§ Data records:
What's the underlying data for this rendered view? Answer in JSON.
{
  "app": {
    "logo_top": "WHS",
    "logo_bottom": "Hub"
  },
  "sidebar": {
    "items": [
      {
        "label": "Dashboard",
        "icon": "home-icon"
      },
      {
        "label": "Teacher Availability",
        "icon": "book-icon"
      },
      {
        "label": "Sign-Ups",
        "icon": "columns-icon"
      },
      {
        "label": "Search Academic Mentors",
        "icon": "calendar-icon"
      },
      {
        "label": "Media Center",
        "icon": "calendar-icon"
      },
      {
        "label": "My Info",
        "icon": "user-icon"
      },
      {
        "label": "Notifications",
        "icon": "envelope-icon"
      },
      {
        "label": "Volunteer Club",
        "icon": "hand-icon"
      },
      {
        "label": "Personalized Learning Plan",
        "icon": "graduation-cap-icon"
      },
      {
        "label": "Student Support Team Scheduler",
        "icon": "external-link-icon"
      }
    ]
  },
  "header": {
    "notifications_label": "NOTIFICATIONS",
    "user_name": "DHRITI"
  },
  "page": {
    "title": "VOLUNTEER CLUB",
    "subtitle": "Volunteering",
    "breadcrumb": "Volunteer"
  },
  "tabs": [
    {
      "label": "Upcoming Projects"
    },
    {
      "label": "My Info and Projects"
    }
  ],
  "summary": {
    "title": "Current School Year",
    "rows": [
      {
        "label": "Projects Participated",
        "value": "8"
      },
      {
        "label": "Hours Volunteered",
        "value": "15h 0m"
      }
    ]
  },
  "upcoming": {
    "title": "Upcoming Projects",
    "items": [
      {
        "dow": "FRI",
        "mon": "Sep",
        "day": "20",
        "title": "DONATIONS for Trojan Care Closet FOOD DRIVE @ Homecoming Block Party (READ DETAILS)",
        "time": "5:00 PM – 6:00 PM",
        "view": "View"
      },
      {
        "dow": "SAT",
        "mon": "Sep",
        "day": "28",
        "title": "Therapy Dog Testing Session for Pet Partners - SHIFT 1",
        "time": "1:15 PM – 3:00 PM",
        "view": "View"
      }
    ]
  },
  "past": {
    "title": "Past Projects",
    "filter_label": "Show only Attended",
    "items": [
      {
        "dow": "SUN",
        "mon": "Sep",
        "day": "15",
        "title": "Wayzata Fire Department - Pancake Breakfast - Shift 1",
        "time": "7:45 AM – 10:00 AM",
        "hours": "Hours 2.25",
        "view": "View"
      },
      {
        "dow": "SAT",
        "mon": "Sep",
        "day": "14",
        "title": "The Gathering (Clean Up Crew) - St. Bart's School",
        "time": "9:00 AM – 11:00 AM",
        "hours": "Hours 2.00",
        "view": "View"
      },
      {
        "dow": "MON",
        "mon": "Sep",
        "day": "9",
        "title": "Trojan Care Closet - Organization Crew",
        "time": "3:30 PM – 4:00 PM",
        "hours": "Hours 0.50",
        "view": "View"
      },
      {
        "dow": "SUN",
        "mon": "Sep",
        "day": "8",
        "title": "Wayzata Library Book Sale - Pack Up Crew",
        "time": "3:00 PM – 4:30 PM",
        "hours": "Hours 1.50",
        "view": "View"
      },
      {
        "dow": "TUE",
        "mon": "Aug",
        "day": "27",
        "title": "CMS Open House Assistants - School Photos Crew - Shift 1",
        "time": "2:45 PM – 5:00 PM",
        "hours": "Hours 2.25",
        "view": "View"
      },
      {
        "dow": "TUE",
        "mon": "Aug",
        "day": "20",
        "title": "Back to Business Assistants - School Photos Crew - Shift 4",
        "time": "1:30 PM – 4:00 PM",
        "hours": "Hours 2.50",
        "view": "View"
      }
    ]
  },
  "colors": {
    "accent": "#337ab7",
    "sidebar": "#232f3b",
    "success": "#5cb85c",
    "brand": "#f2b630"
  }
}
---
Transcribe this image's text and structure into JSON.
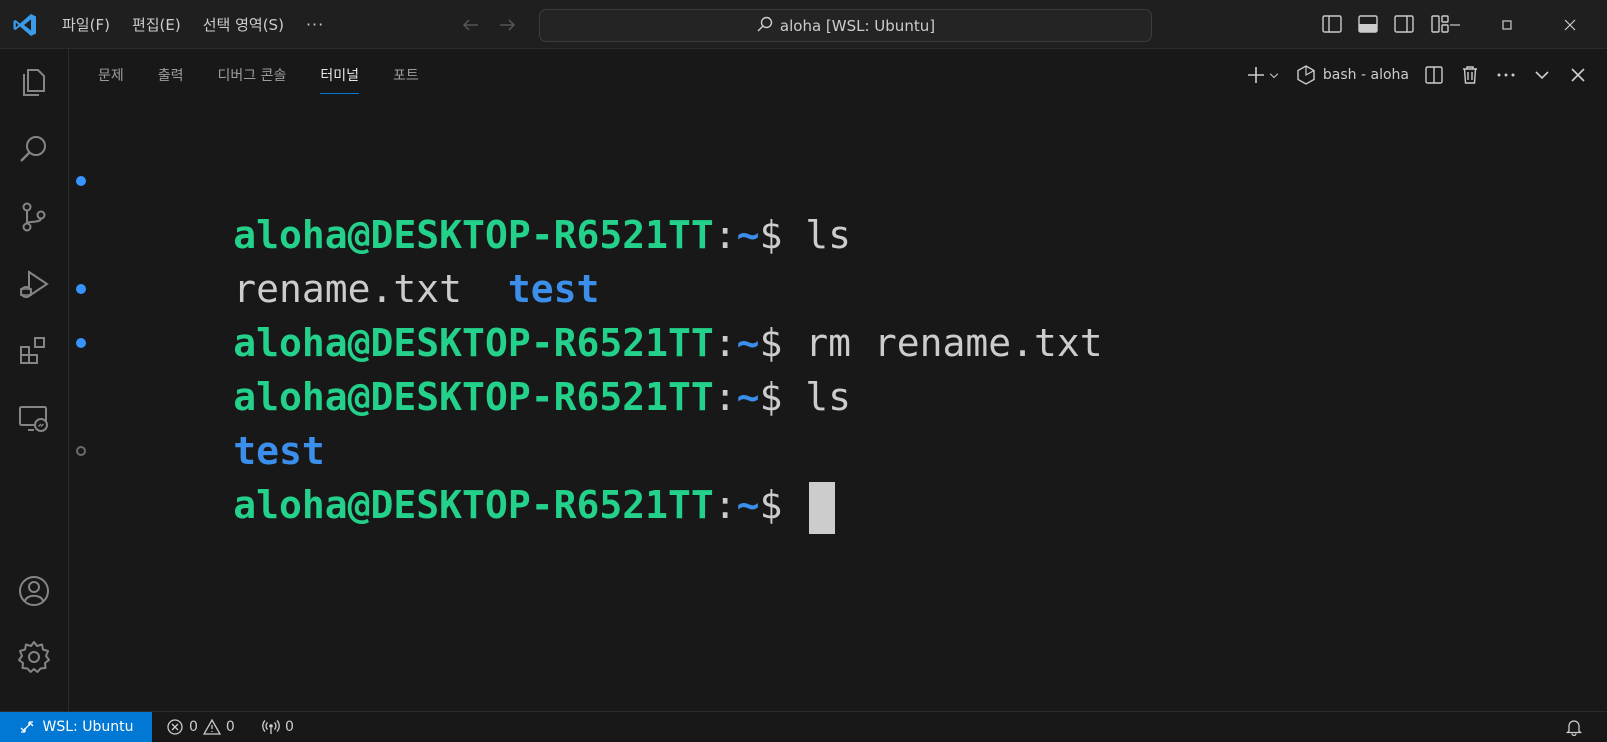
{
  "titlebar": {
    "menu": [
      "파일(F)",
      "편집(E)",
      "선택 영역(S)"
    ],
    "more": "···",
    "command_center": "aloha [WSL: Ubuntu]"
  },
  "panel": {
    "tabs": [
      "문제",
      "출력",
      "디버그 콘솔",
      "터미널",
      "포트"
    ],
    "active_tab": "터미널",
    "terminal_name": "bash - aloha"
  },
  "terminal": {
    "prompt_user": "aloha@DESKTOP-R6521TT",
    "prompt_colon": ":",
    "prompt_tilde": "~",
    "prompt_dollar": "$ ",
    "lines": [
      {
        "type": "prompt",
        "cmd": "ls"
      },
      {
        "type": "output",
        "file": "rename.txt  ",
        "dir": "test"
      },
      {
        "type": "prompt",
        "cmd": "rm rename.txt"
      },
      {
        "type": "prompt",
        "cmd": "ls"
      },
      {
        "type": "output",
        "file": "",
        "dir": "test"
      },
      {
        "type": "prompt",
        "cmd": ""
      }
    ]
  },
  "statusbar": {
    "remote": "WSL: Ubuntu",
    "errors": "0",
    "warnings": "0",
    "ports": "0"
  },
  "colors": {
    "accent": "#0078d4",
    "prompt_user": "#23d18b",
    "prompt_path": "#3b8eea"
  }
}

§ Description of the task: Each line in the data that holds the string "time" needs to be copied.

§ Exercise result:
        "time": "5:00 PM – 6:00 PM",
        "time": "1:15 PM – 3:00 PM",
        "time": "7:45 AM – 10:00 AM",
        "time": "9:00 AM – 11:00 AM",
        "time": "3:30 PM – 4:00 PM",
        "time": "3:00 PM – 4:30 PM",
        "time": "2:45 PM – 5:00 PM",
        "time": "1:30 PM – 4:00 PM",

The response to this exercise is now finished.